= TASK TO COMPLETE =
Tally the lines of the data that include the word "table" and state the total, nothing else.

Saved entries
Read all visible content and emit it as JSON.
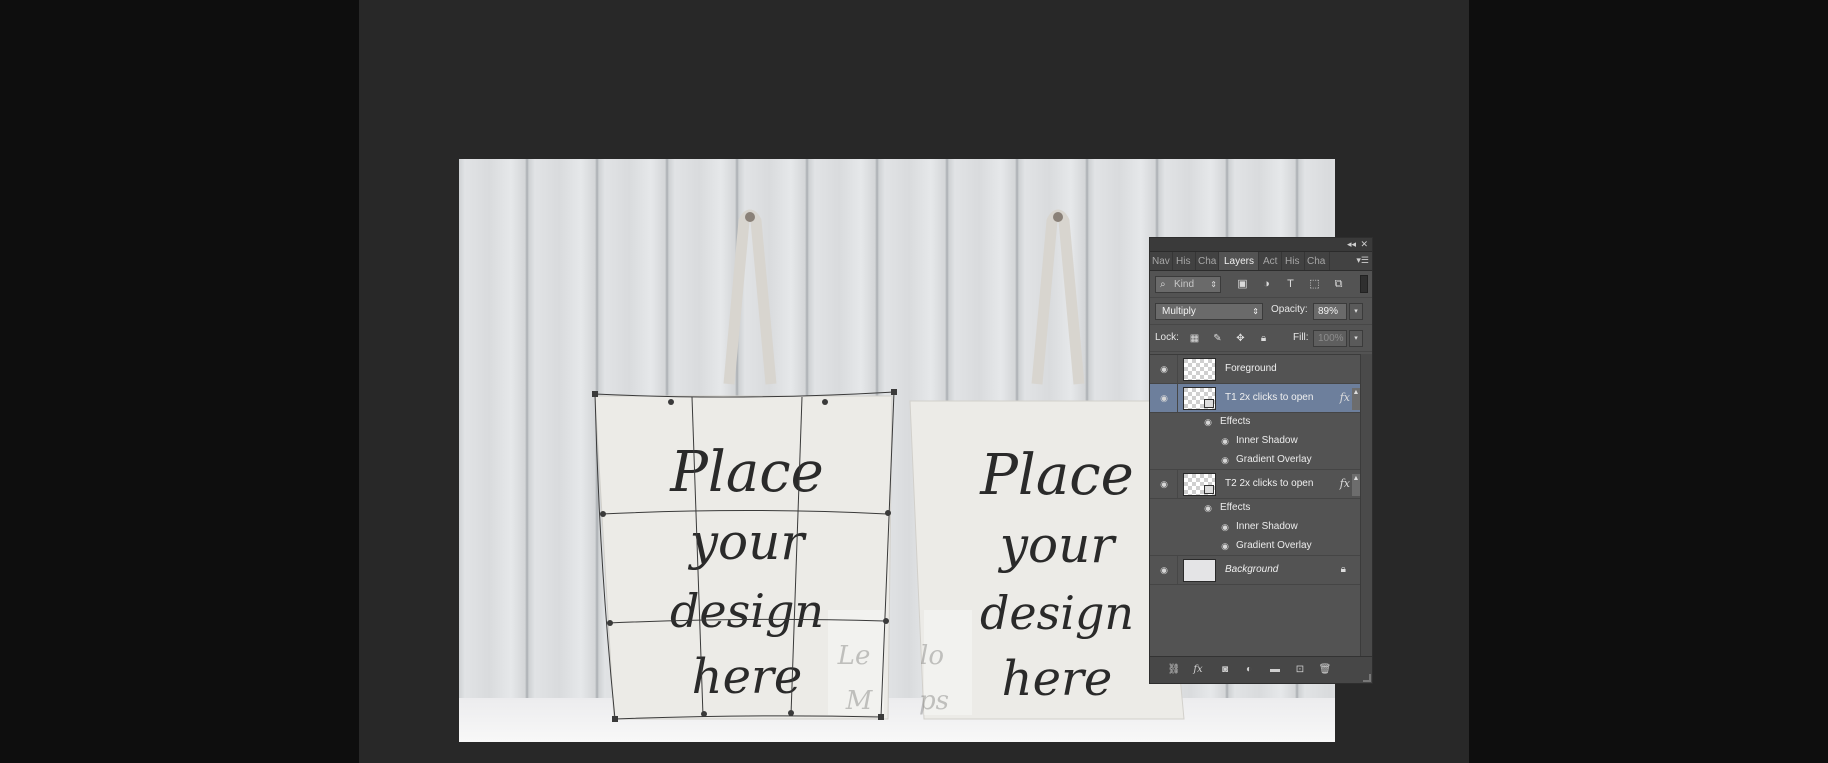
{
  "canvas": {
    "bag_left": {
      "lines": [
        "Place",
        "your",
        "design",
        "here"
      ]
    },
    "bag_right": {
      "lines": [
        "Place",
        "your",
        "design",
        "here"
      ]
    },
    "watermark": [
      "Le",
      "lo",
      "M",
      "ps"
    ]
  },
  "panel": {
    "collapse_glyph": "◂◂",
    "close_glyph": "✕",
    "tabs": [
      {
        "label": "Nav",
        "active": false
      },
      {
        "label": "His",
        "active": false
      },
      {
        "label": "Cha",
        "active": false
      },
      {
        "label": "Layers",
        "active": true
      },
      {
        "label": "Act",
        "active": false
      },
      {
        "label": "His",
        "active": false
      },
      {
        "label": "Cha",
        "active": false
      }
    ],
    "filter": {
      "label": "Kind"
    },
    "blend_mode": "Multiply",
    "opacity_label": "Opacity:",
    "opacity_value": "89%",
    "lock_label": "Lock:",
    "fill_label": "Fill:",
    "fill_value": "100%",
    "layers": [
      {
        "name": "Foreground"
      },
      {
        "name": "T1 2x clicks to open",
        "effects_label": "Effects",
        "effects": [
          "Inner Shadow",
          "Gradient Overlay"
        ]
      },
      {
        "name": "T2 2x clicks to open",
        "effects_label": "Effects",
        "effects": [
          "Inner Shadow",
          "Gradient Overlay"
        ]
      },
      {
        "name": "Background"
      }
    ],
    "fx_label": "fx"
  },
  "colors": {
    "selected_layer": "#6d7f9c",
    "panel_bg": "#535353",
    "pasteboard": "#282828"
  }
}
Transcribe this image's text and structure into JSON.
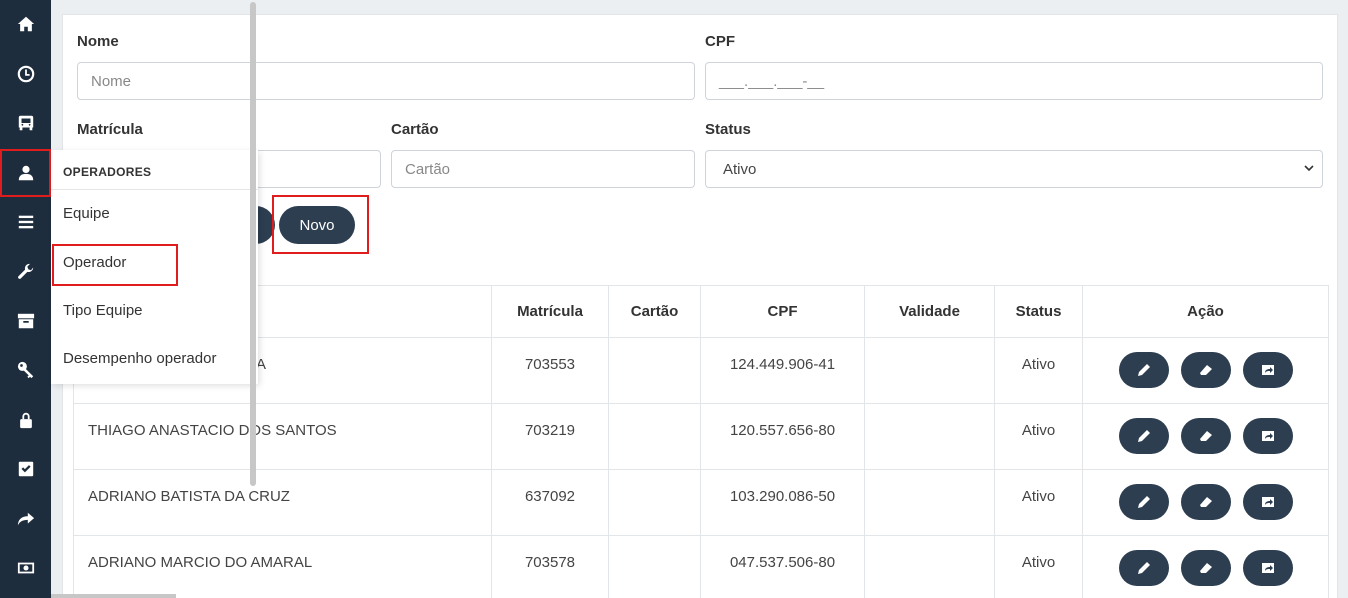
{
  "sidebar": {
    "icons": [
      "home-icon",
      "clock-icon",
      "bus-icon",
      "user-icon",
      "menu-icon",
      "wrench-icon",
      "archive-icon",
      "key-icon",
      "lock-icon",
      "check-icon",
      "share-icon",
      "money-icon"
    ]
  },
  "form": {
    "nome_label": "Nome",
    "nome_placeholder": "Nome",
    "cpf_label": "CPF",
    "cpf_placeholder": "___.___.___-__",
    "matricula_label": "Matrícula",
    "cartao_label": "Cartão",
    "cartao_placeholder": "Cartão",
    "status_label": "Status",
    "status_value": "Ativo",
    "novo_label": "Novo"
  },
  "flyout": {
    "title": "OPERADORES",
    "items": [
      "Equipe",
      "Operador",
      "Tipo Equipe",
      "Desempenho operador"
    ]
  },
  "table": {
    "headers": [
      "",
      "Matrícula",
      "Cartão",
      "CPF",
      "Validade",
      "Status",
      "Ação"
    ],
    "rows": [
      {
        "name": "A",
        "matricula": "703553",
        "cartao": "",
        "cpf": "124.449.906-41",
        "validade": "",
        "status": "Ativo"
      },
      {
        "name": "THIAGO ANASTACIO DOS SANTOS",
        "matricula": "703219",
        "cartao": "",
        "cpf": "120.557.656-80",
        "validade": "",
        "status": "Ativo"
      },
      {
        "name": "ADRIANO BATISTA DA CRUZ",
        "matricula": "637092",
        "cartao": "",
        "cpf": "103.290.086-50",
        "validade": "",
        "status": "Ativo"
      },
      {
        "name": "ADRIANO MARCIO DO AMARAL",
        "matricula": "703578",
        "cartao": "",
        "cpf": "047.537.506-80",
        "validade": "",
        "status": "Ativo"
      }
    ]
  },
  "colors": {
    "sidebar_bg": "#1e2d3d",
    "button_bg": "#2c3e50",
    "highlight": "#e01c1c"
  }
}
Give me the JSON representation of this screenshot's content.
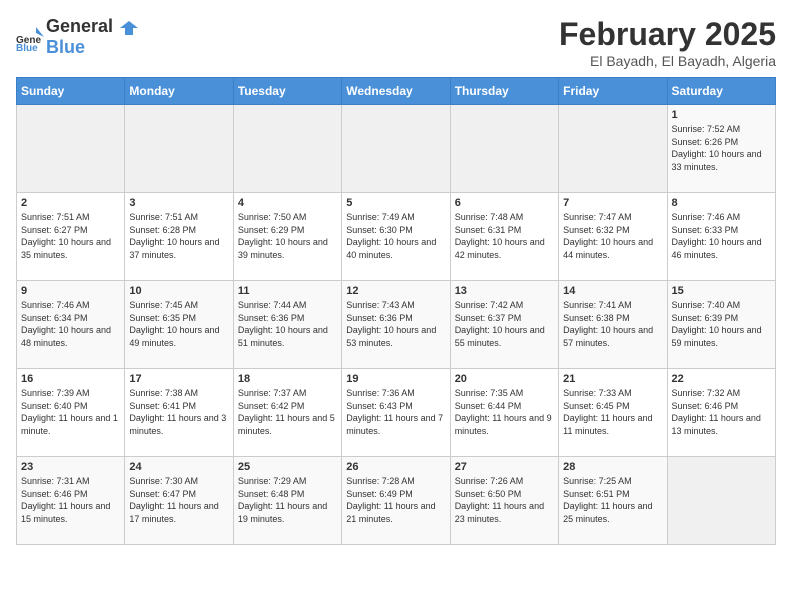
{
  "header": {
    "logo_general": "General",
    "logo_blue": "Blue",
    "title": "February 2025",
    "subtitle": "El Bayadh, El Bayadh, Algeria"
  },
  "days_of_week": [
    "Sunday",
    "Monday",
    "Tuesday",
    "Wednesday",
    "Thursday",
    "Friday",
    "Saturday"
  ],
  "weeks": [
    [
      {
        "day": "",
        "info": ""
      },
      {
        "day": "",
        "info": ""
      },
      {
        "day": "",
        "info": ""
      },
      {
        "day": "",
        "info": ""
      },
      {
        "day": "",
        "info": ""
      },
      {
        "day": "",
        "info": ""
      },
      {
        "day": "1",
        "info": "Sunrise: 7:52 AM\nSunset: 6:26 PM\nDaylight: 10 hours and 33 minutes."
      }
    ],
    [
      {
        "day": "2",
        "info": "Sunrise: 7:51 AM\nSunset: 6:27 PM\nDaylight: 10 hours and 35 minutes."
      },
      {
        "day": "3",
        "info": "Sunrise: 7:51 AM\nSunset: 6:28 PM\nDaylight: 10 hours and 37 minutes."
      },
      {
        "day": "4",
        "info": "Sunrise: 7:50 AM\nSunset: 6:29 PM\nDaylight: 10 hours and 39 minutes."
      },
      {
        "day": "5",
        "info": "Sunrise: 7:49 AM\nSunset: 6:30 PM\nDaylight: 10 hours and 40 minutes."
      },
      {
        "day": "6",
        "info": "Sunrise: 7:48 AM\nSunset: 6:31 PM\nDaylight: 10 hours and 42 minutes."
      },
      {
        "day": "7",
        "info": "Sunrise: 7:47 AM\nSunset: 6:32 PM\nDaylight: 10 hours and 44 minutes."
      },
      {
        "day": "8",
        "info": "Sunrise: 7:46 AM\nSunset: 6:33 PM\nDaylight: 10 hours and 46 minutes."
      }
    ],
    [
      {
        "day": "9",
        "info": "Sunrise: 7:46 AM\nSunset: 6:34 PM\nDaylight: 10 hours and 48 minutes."
      },
      {
        "day": "10",
        "info": "Sunrise: 7:45 AM\nSunset: 6:35 PM\nDaylight: 10 hours and 49 minutes."
      },
      {
        "day": "11",
        "info": "Sunrise: 7:44 AM\nSunset: 6:36 PM\nDaylight: 10 hours and 51 minutes."
      },
      {
        "day": "12",
        "info": "Sunrise: 7:43 AM\nSunset: 6:36 PM\nDaylight: 10 hours and 53 minutes."
      },
      {
        "day": "13",
        "info": "Sunrise: 7:42 AM\nSunset: 6:37 PM\nDaylight: 10 hours and 55 minutes."
      },
      {
        "day": "14",
        "info": "Sunrise: 7:41 AM\nSunset: 6:38 PM\nDaylight: 10 hours and 57 minutes."
      },
      {
        "day": "15",
        "info": "Sunrise: 7:40 AM\nSunset: 6:39 PM\nDaylight: 10 hours and 59 minutes."
      }
    ],
    [
      {
        "day": "16",
        "info": "Sunrise: 7:39 AM\nSunset: 6:40 PM\nDaylight: 11 hours and 1 minute."
      },
      {
        "day": "17",
        "info": "Sunrise: 7:38 AM\nSunset: 6:41 PM\nDaylight: 11 hours and 3 minutes."
      },
      {
        "day": "18",
        "info": "Sunrise: 7:37 AM\nSunset: 6:42 PM\nDaylight: 11 hours and 5 minutes."
      },
      {
        "day": "19",
        "info": "Sunrise: 7:36 AM\nSunset: 6:43 PM\nDaylight: 11 hours and 7 minutes."
      },
      {
        "day": "20",
        "info": "Sunrise: 7:35 AM\nSunset: 6:44 PM\nDaylight: 11 hours and 9 minutes."
      },
      {
        "day": "21",
        "info": "Sunrise: 7:33 AM\nSunset: 6:45 PM\nDaylight: 11 hours and 11 minutes."
      },
      {
        "day": "22",
        "info": "Sunrise: 7:32 AM\nSunset: 6:46 PM\nDaylight: 11 hours and 13 minutes."
      }
    ],
    [
      {
        "day": "23",
        "info": "Sunrise: 7:31 AM\nSunset: 6:46 PM\nDaylight: 11 hours and 15 minutes."
      },
      {
        "day": "24",
        "info": "Sunrise: 7:30 AM\nSunset: 6:47 PM\nDaylight: 11 hours and 17 minutes."
      },
      {
        "day": "25",
        "info": "Sunrise: 7:29 AM\nSunset: 6:48 PM\nDaylight: 11 hours and 19 minutes."
      },
      {
        "day": "26",
        "info": "Sunrise: 7:28 AM\nSunset: 6:49 PM\nDaylight: 11 hours and 21 minutes."
      },
      {
        "day": "27",
        "info": "Sunrise: 7:26 AM\nSunset: 6:50 PM\nDaylight: 11 hours and 23 minutes."
      },
      {
        "day": "28",
        "info": "Sunrise: 7:25 AM\nSunset: 6:51 PM\nDaylight: 11 hours and 25 minutes."
      },
      {
        "day": "",
        "info": ""
      }
    ]
  ]
}
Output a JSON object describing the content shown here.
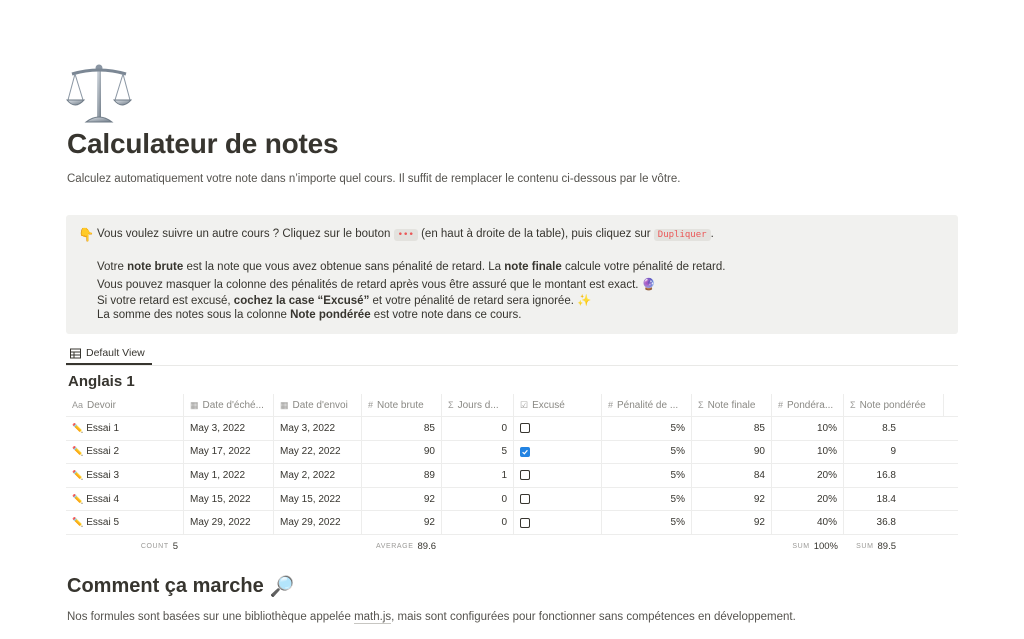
{
  "page": {
    "icon": "balance-scale-icon",
    "title": "Calculateur de notes",
    "description": "Calculez automatiquement votre note dans n’importe quel cours. Il suffit de remplacer le contenu ci-dessous par le vôtre."
  },
  "callout": {
    "emoji": "👇",
    "line1_a": "Vous voulez suivre un autre cours ? Cliquez sur le bouton",
    "line1_code1": "•••",
    "line1_b": "(en haut à droite de la table), puis cliquez sur",
    "line1_code2": "Dupliquer",
    "line1_c": ".",
    "line2_a": "Votre",
    "line2_b": "note brute",
    "line2_c": "est la note que vous avez obtenue sans pénalité de retard. La",
    "line2_d": "note finale",
    "line2_e": "calcule votre pénalité de retard.",
    "line3": "Vous pouvez masquer la colonne des pénalités de retard après vous être assuré que le montant est exact. 🔮",
    "line4_a": "Si votre retard est excusé,",
    "line4_b": "cochez la case “Excusé”",
    "line4_c": "et votre pénalité de retard sera ignorée. ✨",
    "line5_a": "La somme des notes sous la colonne",
    "line5_b": "Note pondérée",
    "line5_c": "est votre note dans ce cours."
  },
  "view_tab": {
    "label": "Default View",
    "icon": "table-icon"
  },
  "table": {
    "title": "Anglais 1",
    "headers": [
      {
        "icon": "Aa",
        "label": "Devoir"
      },
      {
        "icon": "▦",
        "label": "Date d'éché..."
      },
      {
        "icon": "▦",
        "label": "Date d'envoi"
      },
      {
        "icon": "#",
        "label": "Note brute"
      },
      {
        "icon": "Σ",
        "label": "Jours d..."
      },
      {
        "icon": "☑",
        "label": "Excusé"
      },
      {
        "icon": "#",
        "label": "Pénalité de ..."
      },
      {
        "icon": "Σ",
        "label": "Note finale"
      },
      {
        "icon": "#",
        "label": "Pondéra..."
      },
      {
        "icon": "Σ",
        "label": "Note pondérée"
      }
    ],
    "rows": [
      {
        "name": "Essai 1",
        "due": "May 3, 2022",
        "sent": "May 3, 2022",
        "raw": "85",
        "days": "0",
        "excused": false,
        "penalty": "5%",
        "final": "85",
        "weight": "10%",
        "weighted": "8.5"
      },
      {
        "name": "Essai 2",
        "due": "May 17, 2022",
        "sent": "May 22, 2022",
        "raw": "90",
        "days": "5",
        "excused": true,
        "penalty": "5%",
        "final": "90",
        "weight": "10%",
        "weighted": "9"
      },
      {
        "name": "Essai 3",
        "due": "May 1, 2022",
        "sent": "May 2, 2022",
        "raw": "89",
        "days": "1",
        "excused": false,
        "penalty": "5%",
        "final": "84",
        "weight": "20%",
        "weighted": "16.8"
      },
      {
        "name": "Essai 4",
        "due": "May 15, 2022",
        "sent": "May 15, 2022",
        "raw": "92",
        "days": "0",
        "excused": false,
        "penalty": "5%",
        "final": "92",
        "weight": "20%",
        "weighted": "18.4"
      },
      {
        "name": "Essai 5",
        "due": "May 29, 2022",
        "sent": "May 29, 2022",
        "raw": "92",
        "days": "0",
        "excused": false,
        "penalty": "5%",
        "final": "92",
        "weight": "40%",
        "weighted": "36.8"
      }
    ],
    "footer": {
      "count_label": "COUNT",
      "count_value": "5",
      "average_label": "AVERAGE",
      "average_value": "89.6",
      "sum_weight_label": "SUM",
      "sum_weight_value": "100%",
      "sum_weighted_label": "SUM",
      "sum_weighted_value": "89.5"
    }
  },
  "section": {
    "title": "Comment ça marche",
    "title_emoji": "🔎",
    "desc_a": "Nos formules sont basées sur une bibliothèque appelée",
    "desc_link": "math.js",
    "desc_b": ", mais sont configurées pour fonctionner sans compétences en développement."
  },
  "colors": {
    "accent_checkbox": "#2383e2",
    "code_text": "#eb5757",
    "callout_bg": "#f1f1ef"
  }
}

= SOLUTION TO THIS EXERCISE =
4